Scan the lines below for the string "source" and copy every one that has it.

========================================

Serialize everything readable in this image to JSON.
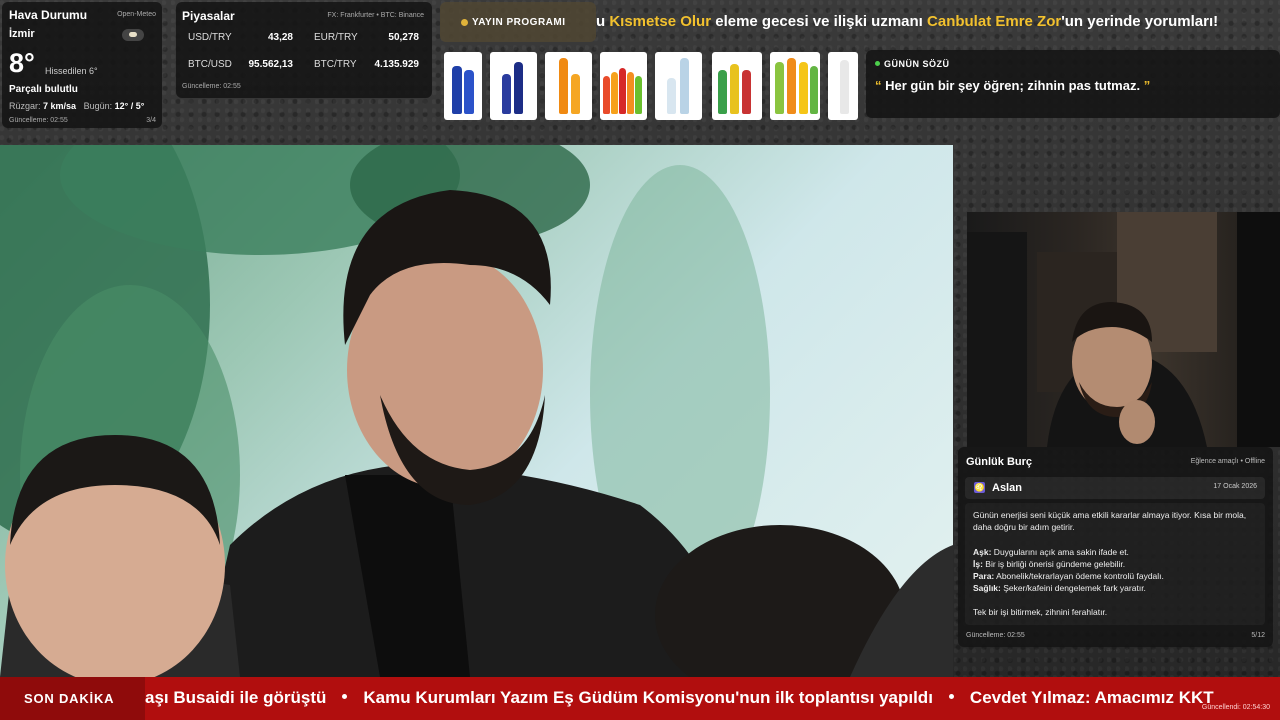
{
  "weather": {
    "title": "Hava Durumu",
    "source": "Open-Meteo",
    "city": "İzmir",
    "temp": "8°",
    "feels": "Hissedilen 6°",
    "condition": "Parçalı bulutlu",
    "wind_label": "Rüzgar:",
    "wind_value": "7 km/sa",
    "today_label": "Bugün:",
    "today_value": "12° / 5°",
    "updated": "Güncelleme: 02:55",
    "page": "3/4",
    "icon": "partly-cloudy-icon"
  },
  "markets": {
    "title": "Piyasalar",
    "source": "FX: Frankfurter • BTC: Binance",
    "rows": [
      {
        "label": "USD/TRY",
        "value": "43,28"
      },
      {
        "label": "EUR/TRY",
        "value": "50,278"
      },
      {
        "label": "BTC/USD",
        "value": "95.562,13"
      },
      {
        "label": "BTC/TRY",
        "value": "4.135.929"
      }
    ],
    "updated": "Güncelleme: 02:55"
  },
  "banner": {
    "label": "YAYIN PROGRAMI",
    "text_a": "u ",
    "highlight_a": "Kısmetse Olur",
    "text_b": " eleme gecesi ve ilişki uzmanı ",
    "highlight_b": "Canbulat Emre Zor",
    "text_c": "'un yerinde yorumları!"
  },
  "quote": {
    "title": "GÜNÜN SÖZÜ",
    "open": "“",
    "text": " Her gün bir şey öğren; zihnin pas tutmaz. ",
    "close": "”"
  },
  "horoscope": {
    "title": "Günlük Burç",
    "status": "Eğlence amaçlı • Offline",
    "sign": "Aslan",
    "sign_icon": "leo-icon",
    "date": "17 Ocak 2026",
    "intro": "Günün enerjisi seni küçük ama etkili kararlar almaya itiyor. Kısa bir mola, daha doğru bir adım getirir.",
    "love_label": "Aşk:",
    "love": " Duygularını açık ama sakin ifade et.",
    "work_label": "İş:",
    "work": " Bir iş birliği önerisi gündeme gelebilir.",
    "money_label": "Para:",
    "money": " Abonelik/tekrarlayan ödeme kontrolü faydalı.",
    "health_label": "Sağlık:",
    "health": " Şeker/kafeini dengelemek fark yaratır.",
    "outro": "Tek bir işi bitirmek, zihnini ferahlatır.",
    "updated": "Güncelleme: 02:55",
    "page": "5/12"
  },
  "ticker": {
    "label": "SON DAKİKA",
    "items": [
      "aşı Busaidi ile görüştü",
      "Kamu Kurumları Yazım Eş Güdüm Komisyonu'nun ilk toplantısı yapıldı",
      "Cevdet Yılmaz: Amacımız KKT"
    ],
    "updated": "Güncellendi: 02:54:30"
  },
  "colors": {
    "accent": "#f2c12e",
    "ticker_bg": "#b10e0e",
    "panel_bg": "#141414"
  }
}
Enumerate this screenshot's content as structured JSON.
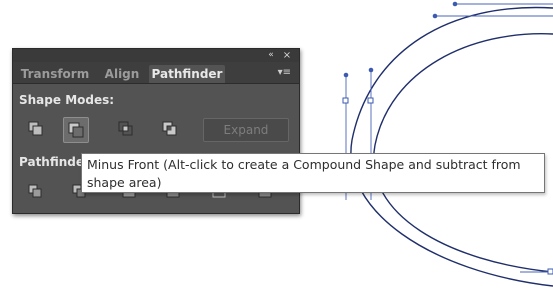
{
  "panel": {
    "collapse_glyph": "«",
    "close_glyph": "×",
    "menu_glyph": "▾≡",
    "tabs": [
      {
        "label": "Transform",
        "active": false
      },
      {
        "label": "Align",
        "active": false
      },
      {
        "label": "Pathfinder",
        "active": true
      }
    ],
    "shape_modes_label": "Shape Modes:",
    "shape_modes": [
      {
        "name": "unite",
        "icon": "unite-icon"
      },
      {
        "name": "minus-front",
        "icon": "minus-front-icon",
        "hovered": true
      },
      {
        "name": "intersect",
        "icon": "intersect-icon"
      },
      {
        "name": "exclude",
        "icon": "exclude-icon"
      }
    ],
    "expand_label": "Expand",
    "pathfinders_label": "Pathfinders:",
    "pathfinders": [
      {
        "name": "divide",
        "icon": "divide-icon"
      },
      {
        "name": "trim",
        "icon": "trim-icon"
      },
      {
        "name": "merge",
        "icon": "merge-icon"
      },
      {
        "name": "crop",
        "icon": "crop-icon"
      },
      {
        "name": "outline",
        "icon": "outline-icon"
      },
      {
        "name": "minus-back",
        "icon": "minus-back-icon"
      }
    ]
  },
  "tooltip": {
    "text": "Minus Front (Alt-click to create a Compound Shape and subtract from shape area)"
  },
  "colors": {
    "panel_bg": "#535353",
    "tab_bar_bg": "#3e3e3e",
    "path_stroke": "#1f2f6b",
    "anchor_blue": "#3c5bb0"
  }
}
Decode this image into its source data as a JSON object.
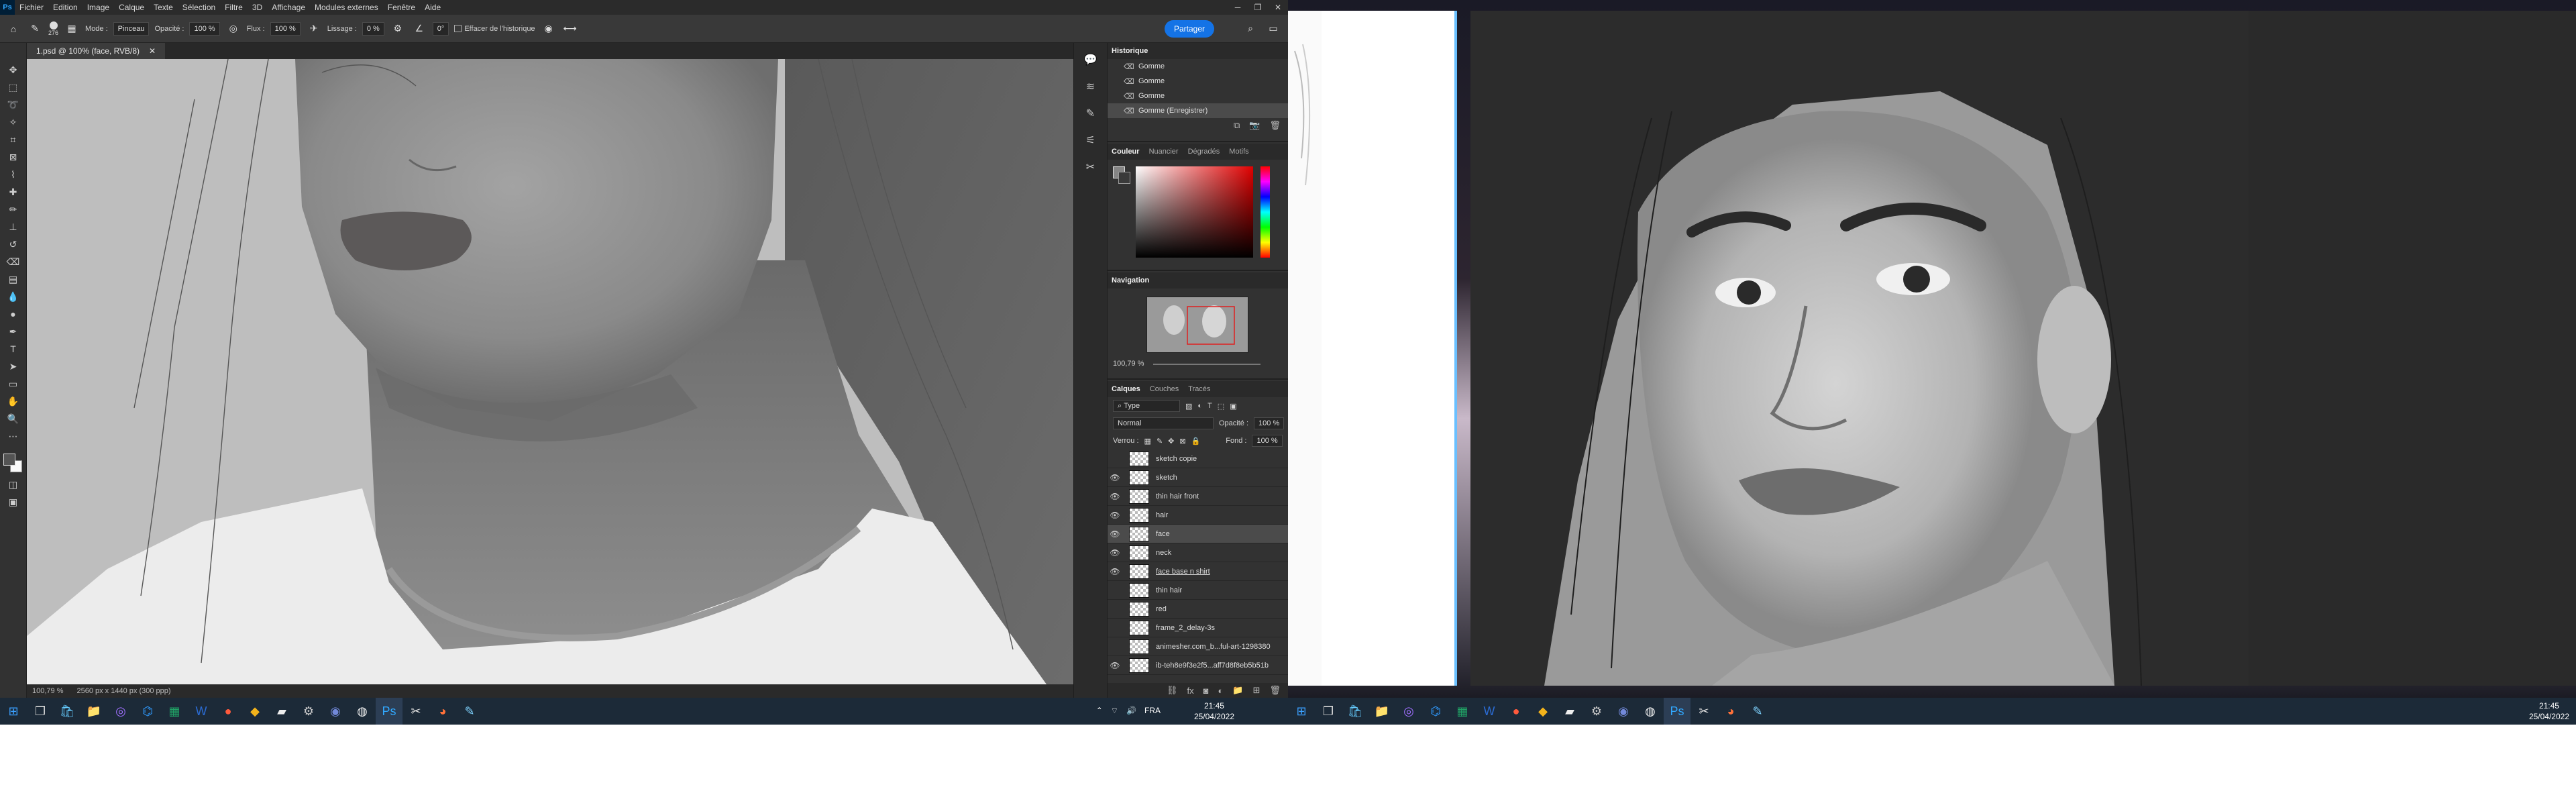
{
  "menubar": {
    "logo": "Ps",
    "items": [
      "Fichier",
      "Edition",
      "Image",
      "Calque",
      "Texte",
      "Sélection",
      "Filtre",
      "3D",
      "Affichage",
      "Modules externes",
      "Fenêtre",
      "Aide"
    ]
  },
  "options": {
    "brush_size": "276",
    "mode_label": "Mode :",
    "mode_value": "Pinceau",
    "opacity_label": "Opacité :",
    "opacity_value": "100 %",
    "flow_label": "Flux :",
    "flow_value": "100 %",
    "smoothing_label": "Lissage :",
    "smoothing_value": "0 %",
    "angle_value": "0°",
    "erase_history_label": "Effacer de l'historique",
    "share_label": "Partager"
  },
  "document": {
    "tab_title": "1.psd @ 100% (face, RVB/8)",
    "zoom": "100,79 %",
    "doc_info": "2560 px x 1440 px (300 ppp)"
  },
  "history": {
    "title": "Historique",
    "items": [
      {
        "label": "Gomme"
      },
      {
        "label": "Gomme"
      },
      {
        "label": "Gomme"
      },
      {
        "label": "Gomme (Enregistrer)"
      }
    ]
  },
  "color_panel": {
    "tabs": [
      "Couleur",
      "Nuancier",
      "Dégradés",
      "Motifs"
    ]
  },
  "navigation": {
    "title": "Navigation",
    "zoom": "100,79 %"
  },
  "layers": {
    "tabs": [
      "Calques",
      "Couches",
      "Tracés"
    ],
    "filter_kind": "Type",
    "blend_mode": "Normal",
    "opacity_label": "Opacité :",
    "opacity_value": "100 %",
    "lock_label": "Verrou :",
    "fill_label": "Fond :",
    "fill_value": "100 %",
    "items": [
      {
        "name": "sketch copie",
        "visible": false
      },
      {
        "name": "sketch",
        "visible": true
      },
      {
        "name": "thin hair front",
        "visible": true
      },
      {
        "name": "hair",
        "visible": true
      },
      {
        "name": "face",
        "visible": true,
        "selected": true
      },
      {
        "name": "neck",
        "visible": true
      },
      {
        "name": "face base n shirt",
        "visible": true
      },
      {
        "name": "thin hair",
        "visible": false
      },
      {
        "name": "red",
        "visible": false
      },
      {
        "name": "frame_2_delay-3s",
        "visible": false
      },
      {
        "name": "animesher.com_b...ful-art-1298380",
        "visible": false
      },
      {
        "name": "ib-teh8e9f3e2f5...aff7d8f8eb5b51b",
        "visible": true
      }
    ]
  },
  "taskbar_left": {
    "lang": "FRA",
    "time": "21:45",
    "date": "25/04/2022"
  },
  "taskbar_right": {
    "time": "21:45",
    "date": "25/04/2022"
  }
}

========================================

• _Answer for the task_
    "source": "Open-Meteo",
    "source": "FX: Frankfurter • BTC: Binance",
Decode this image into its source data as a JSON object.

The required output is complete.